So has the earth’s temperature. Scientists know this is not a coincidence. The link between greenhouse gases especially carbon dioxide and global warming is very strong. In 2007, climate scientists worldwide agreed that greenhouse gases that human activities are adding to the atmosphere are intensifying earth’s greenhouse effect. They are raising our plant’s temperature and more warming is on the way. Turning up the heat: – you flip a switch and the light comes on. You turn on the television; you heat something in microwave or play a game on computer. Think of owe many times you use electricity everyday.
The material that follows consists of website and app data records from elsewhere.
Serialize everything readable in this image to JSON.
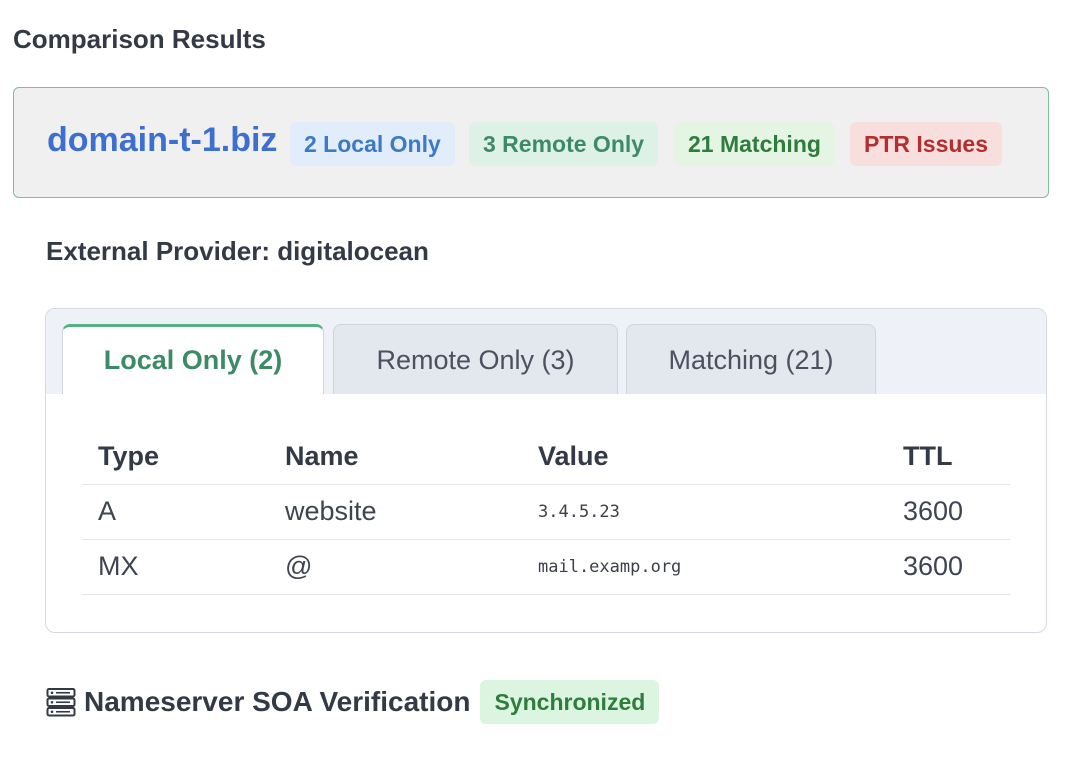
{
  "page": {
    "title": "Comparison Results"
  },
  "domain": {
    "name": "domain-t-1.biz",
    "badges": {
      "local_only": "2 Local Only",
      "remote_only": "3 Remote Only",
      "matching": "21 Matching",
      "ptr_issues": "PTR Issues"
    }
  },
  "provider": {
    "label": "External Provider: digitalocean"
  },
  "tabs": [
    {
      "label": "Local Only (2)",
      "active": true
    },
    {
      "label": "Remote Only (3)",
      "active": false
    },
    {
      "label": "Matching (21)",
      "active": false
    }
  ],
  "table": {
    "headers": {
      "type": "Type",
      "name": "Name",
      "value": "Value",
      "ttl": "TTL"
    },
    "rows": [
      {
        "type": "A",
        "name": "website",
        "value": "3.4.5.23",
        "ttl": "3600"
      },
      {
        "type": "MX",
        "name": "@",
        "value": "mail.examp.org",
        "ttl": "3600"
      }
    ]
  },
  "soa": {
    "icon": "server-icon",
    "title": "Nameserver SOA Verification",
    "status": "Synchronized"
  },
  "colors": {
    "accent_green": "#3d8b66",
    "link_blue": "#3d6fd1",
    "error_red": "#b22f2f"
  }
}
Where does the electricity come from? Most of it comes from power plants. And most power plants burn coal to generate electricity. The more electricity people use the more fossil fuels are to be burned to generate more electricity. This result is the release of carbon dioxide in a huge amount in the atmosphere. Powering a way of life: – Cars, buses and trucks run on gasoline of diesel fuel. Both come from oil, another fossil fuel. Many houses, malls, schools, hospitals and offices have heating systems that burn oil or natural gas. Natural gas is a fossil fuel too.

Farmers planted and harvested the grains in your breakfast cereal with machines that burn diesel fuel. Factories powered by coal or oil made the package for the cereal. Trucks burning gasoline or diesel fuel transported the packages to the grocery store. And the stores bright lights, coolers, freezers and cash registers all run on electricity. Example of greenhouse effect: It’s like getting into a car that has been parked outside on a hot sunny day with the windows rolled up. EFFECTS The effects of rising temperatures aren’t waiting for some far-flung future. They’re happening right now.

Signs are appearing all over, and some of them are surprising. The heat is not only melting glaciers and sea ice; it’s also shifting precipitation patterns and setting animals on the move. Some impacts from increasing temperatures are already happening. * Ice is melting worldwide, especially at the Earth’s poles. This includes mountain glaciers, ice sheets covering West Antarctica and Greenland, and Arctic sea ice. * Researcher has tracked the decline of the penguins on Antarctica, where their numbers have fallen from 32,000 breeding pairs o 11,000 in 30 years. * Sea level rise became faster over the last century. Some butterflies, foxes, and alpine plants have moved farther north or to higher, cooler areas. * Precipitation (rain and snowfall) has increased across the globe, on average. * Spruce bark beetles have boomed in Alaska thanks to 20 years of warm summers. The insects have chewed up 4 million acres of spruce trees. Other effects could happen later this century, if warming continues. * Sea levels are expected to rise between 7 and 23 inches (18 and 59 centimeters) by the end of the century, and intended melting at the poles could add between 4 and 8 inches (10 to 20 Species that depend on one another may become out of sync.

For example, plants could bloom earlier than their pollinating insects become active. * Floods and droughts will become more common. Rainfall in Ethiopia, where droughts are already common, could decline by 10 percent over the next 50 years. * Less fresh water will be available. If the Clearway ice cap in Peru continues to melt at its current rate, it will be gone by 2100, leaving thousands of people who rely on it for drinking water ND electricity without a source of either. Some diseases will spread such as malaria carried by mosquitoes. Solutions Global warming can be solved on three levels: * Personal level * National level * Global level Personal level: * Turn off electronics when not in use * Take shorter showers * Walk rather than driving * Use energy saving light bulbs National level: Pass legislation to regulate pollution from industrial companies, protect the environment, and increase efficiency. Global level: * Look for renewable source of Energy * Transition to Low Carbon Global Economy